To the editor: News of the U.S. government opening talks with Cuba on normalizing relations and ending the 54-year embargo is long past due; indeed, it recalls Ronald Reagan's "blue jeans and Coca-Cola" strategy in prying open the Iron Curtain that kept much of Europe under communism until the early 1990s. ("Obama's historic shift on Cuba," Editorial, Dec. 17)
My only fear might be a small one, but as an architect, urbanist and professor of architecture, a thought that unsettles me about this new stage of relations between the two countries is the potential destruction of Cuba's architectural and urban heritage. One need only look to the havoc caused by China's rush over the last few decades to "modernization" — the people displaced, the history plowed under — to foresee a future Cuba looking like just another Florida hotel and shopping mall "development."
The U.S. embargo of Cuba is a textbook-quality failure by any standard, right or left. Let us hope that in opening the diplomatic door, with all its potential benefits to the people of Cuba, we do not destroy a culture in the process
Chuck Crawford, San Diego
To the editor: I visited Cuba (legally) 11 years ago and came away with an appreciation of the vibrancy and friendliness of the Cuban people and a horror at our policy of blockade, an attempt to starve Cuba into submission.
Rather than becoming a lame duck after his party lost control of the both houses of Congress, President Obama obviously now considers himself free to do what he thinks is right regardless of what his conservative opponents believe. After 54 years, it is time to make peace with this island nation, whose politics are similar to China's and Vietnam's.
Obama is certainly building his legacy.
Erica Hahn, Monrovia
To the editor: This new olive branch to the Cuban government, along with the release of political prisoners there, is a sign of compassion and optimism. But beyond those actions, the Cuban government has continually failed to show a willingness to break from their deplorable human rights activities and oppressive political system.
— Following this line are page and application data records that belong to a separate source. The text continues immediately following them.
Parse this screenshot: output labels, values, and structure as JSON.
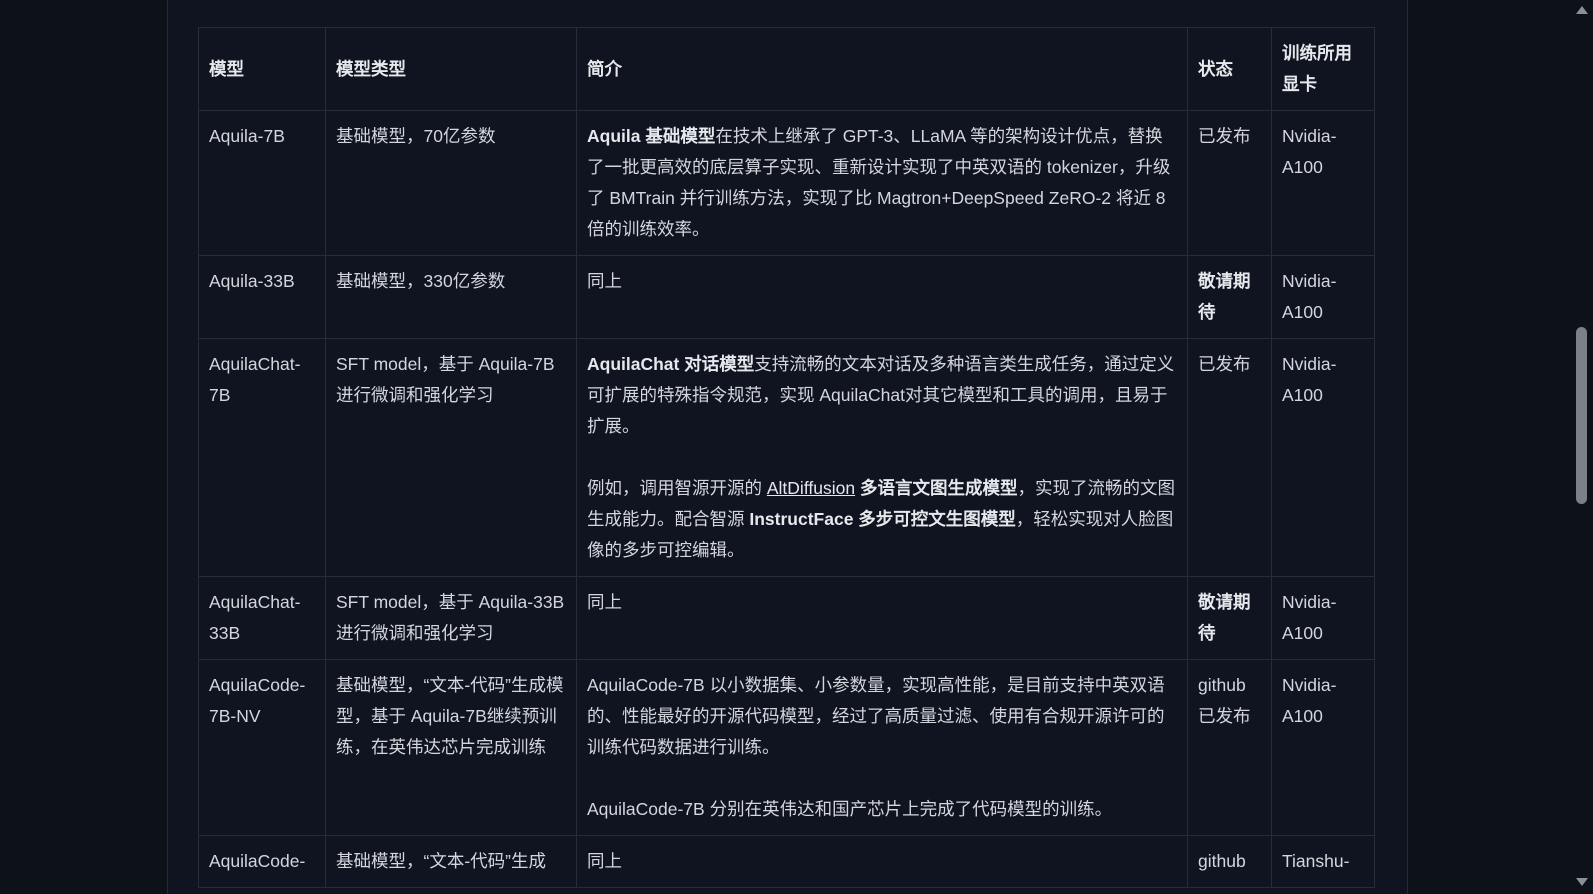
{
  "table": {
    "headers": [
      "模型",
      "模型类型",
      "简介",
      "状态",
      "训练所用显卡"
    ],
    "rows": [
      {
        "model": "Aquila-7B",
        "type": "基础模型，70亿参数",
        "intro_bold": "Aquila 基础模型",
        "intro_text": "在技术上继承了 GPT-3、LLaMA 等的架构设计优点，替换了一批更高效的底层算子实现、重新设计实现了中英双语的 tokenizer，升级了 BMTrain 并行训练方法，实现了比 Magtron+DeepSpeed ZeRO-2 将近 8 倍的训练效率。",
        "status": "已发布",
        "gpu": "Nvidia-A100"
      },
      {
        "model": "Aquila-33B",
        "type": "基础模型，330亿参数",
        "intro_text": "同上",
        "status": "敬请期待",
        "gpu": "Nvidia-A100"
      },
      {
        "model": "AquilaChat-7B",
        "type": "SFT model，基于 Aquila-7B 进行微调和强化学习",
        "intro_bold": "AquilaChat 对话模型",
        "intro_text": "支持流畅的文本对话及多种语言类生成任务，通过定义可扩展的特殊指令规范，实现 AquilaChat对其它模型和工具的调用，且易于扩展。",
        "intro_p2_a": "例如，调用智源开源的 ",
        "intro_p2_link": "AltDiffusion",
        "intro_p2_bold1": " 多语言文图生成模型",
        "intro_p2_b": "，实现了流畅的文图生成能力。配合智源 ",
        "intro_p2_bold2": "InstructFace 多步可控文生图模型",
        "intro_p2_c": "，轻松实现对人脸图像的多步可控编辑。",
        "status": "已发布",
        "gpu": "Nvidia-A100"
      },
      {
        "model": "AquilaChat-33B",
        "type": "SFT model，基于 Aquila-33B 进行微调和强化学习",
        "intro_text": "同上",
        "status": "敬请期待",
        "gpu": "Nvidia-A100"
      },
      {
        "model": "AquilaCode-7B-NV",
        "type": "基础模型，“文本-代码”生成模型，基于 Aquila-7B继续预训练，在英伟达芯片完成训练",
        "intro_text": "AquilaCode-7B 以小数据集、小参数量，实现高性能，是目前支持中英双语的、性能最好的开源代码模型，经过了高质量过滤、使用有合规开源许可的训练代码数据进行训练。",
        "intro_p2": "AquilaCode-7B 分别在英伟达和国产芯片上完成了代码模型的训练。",
        "status": "github 已发布",
        "gpu": "Nvidia-A100"
      },
      {
        "model": "AquilaCode-",
        "type": "基础模型，“文本-代码”生成",
        "intro_text": "同上",
        "status": "github",
        "gpu": "Tianshu-"
      }
    ]
  }
}
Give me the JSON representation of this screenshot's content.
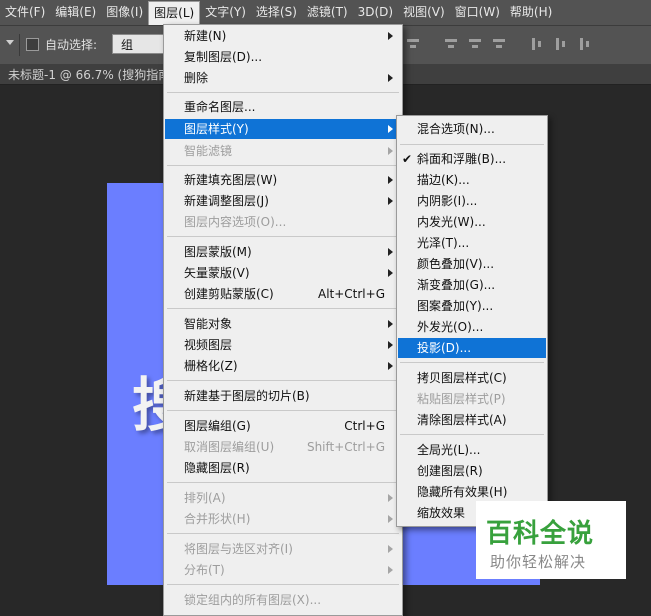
{
  "menubar": {
    "items": [
      "文件(F)",
      "编辑(E)",
      "图像(I)",
      "图层(L)",
      "文字(Y)",
      "选择(S)",
      "滤镜(T)",
      "3D(D)",
      "视图(V)",
      "窗口(W)",
      "帮助(H)"
    ],
    "open_item": "图层(L)"
  },
  "options_bar": {
    "auto_select_label": "自动选择:",
    "auto_select_value": "组"
  },
  "document": {
    "tab_title": "未标题-1 @ 66.7% (搜狗指南",
    "canvas_color": "#6b7eff",
    "canvas_text": "搜"
  },
  "layer_menu": {
    "items": [
      {
        "label": "新建(N)",
        "submenu": true
      },
      {
        "label": "复制图层(D)..."
      },
      {
        "label": "删除",
        "submenu": true
      },
      {
        "label": "重命名图层..."
      },
      {
        "label": "图层样式(Y)",
        "submenu": true,
        "highlight": true
      },
      {
        "label": "智能滤镜",
        "submenu": true,
        "disabled": true
      },
      {
        "label": "新建填充图层(W)",
        "submenu": true
      },
      {
        "label": "新建调整图层(J)",
        "submenu": true
      },
      {
        "label": "图层内容选项(O)...",
        "disabled": true
      },
      {
        "label": "图层蒙版(M)",
        "submenu": true
      },
      {
        "label": "矢量蒙版(V)",
        "submenu": true
      },
      {
        "label": "创建剪贴蒙版(C)",
        "shortcut": "Alt+Ctrl+G"
      },
      {
        "label": "智能对象",
        "submenu": true
      },
      {
        "label": "视频图层",
        "submenu": true
      },
      {
        "label": "栅格化(Z)",
        "submenu": true
      },
      {
        "label": "新建基于图层的切片(B)"
      },
      {
        "label": "图层编组(G)",
        "shortcut": "Ctrl+G"
      },
      {
        "label": "取消图层编组(U)",
        "shortcut": "Shift+Ctrl+G",
        "disabled": true
      },
      {
        "label": "隐藏图层(R)"
      },
      {
        "label": "排列(A)",
        "submenu": true,
        "disabled": true
      },
      {
        "label": "合并形状(H)",
        "submenu": true,
        "disabled": true
      },
      {
        "label": "将图层与选区对齐(I)",
        "submenu": true,
        "disabled": true
      },
      {
        "label": "分布(T)",
        "submenu": true,
        "disabled": true
      },
      {
        "label": "锁定组内的所有图层(X)...",
        "disabled": true
      }
    ]
  },
  "style_menu": {
    "items": [
      {
        "label": "混合选项(N)..."
      },
      {
        "label": "斜面和浮雕(B)...",
        "checked": true
      },
      {
        "label": "描边(K)..."
      },
      {
        "label": "内阴影(I)..."
      },
      {
        "label": "内发光(W)..."
      },
      {
        "label": "光泽(T)..."
      },
      {
        "label": "颜色叠加(V)..."
      },
      {
        "label": "渐变叠加(G)..."
      },
      {
        "label": "图案叠加(Y)..."
      },
      {
        "label": "外发光(O)..."
      },
      {
        "label": "投影(D)...",
        "highlight": true
      },
      {
        "label": "拷贝图层样式(C)"
      },
      {
        "label": "粘贴图层样式(P)",
        "disabled": true
      },
      {
        "label": "清除图层样式(A)"
      },
      {
        "label": "全局光(L)..."
      },
      {
        "label": "创建图层(R)"
      },
      {
        "label": "隐藏所有效果(H)"
      },
      {
        "label": "缩放效果"
      }
    ]
  },
  "watermark": {
    "main": "百科全说",
    "sub": "助你轻松解决",
    "color": "#38a13d"
  },
  "colors": {
    "highlight": "#0f73d6",
    "menu_bg": "#efefef",
    "ui_dark": "#535353"
  }
}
Moving forward, if there's any policy that needs further change, it's Cuba's.
Manny Rodriguez, West Hollywood
To the editor: For decades, U.S. policy toward Cuba has been hijacked by a small cadre of politicos in Florida and their wealthy benefactors.
The U.S. embargo has been estimated to have cost the Cuban economy close to $1trillion over its 54-year span, not to mention the untold suffering inflicted on the Cuban people — and the countless individuals whose lives were lost at sea, induced to emigrate because of privations and embargo-related laws.
Obama's decision is courageous and long overdue.
Luis Suarez-Villa, Irvine
To the editor: In my 90 years on Earth, I have never been prouder of my president. As millions around the world celebrate the season of peace and goodwill toward men, Obama has given it real meaning by starting to restore relations with Cuba.
To those politicians who have built a career on our differences and would hang on to the past, you have my sympathy. To those who believe that what binds us together as a people is greater than what separates us, I salute you.
Hail to the chief.
Phil Wilt, Van Nuys
To the editor: I wish someone would explain why establishing diplomatic relations with Cuba is so outrageous compared to having relations with China.
Carlie Harris, Harbor City
Follow the Opinion section on Twitter @latimesopinion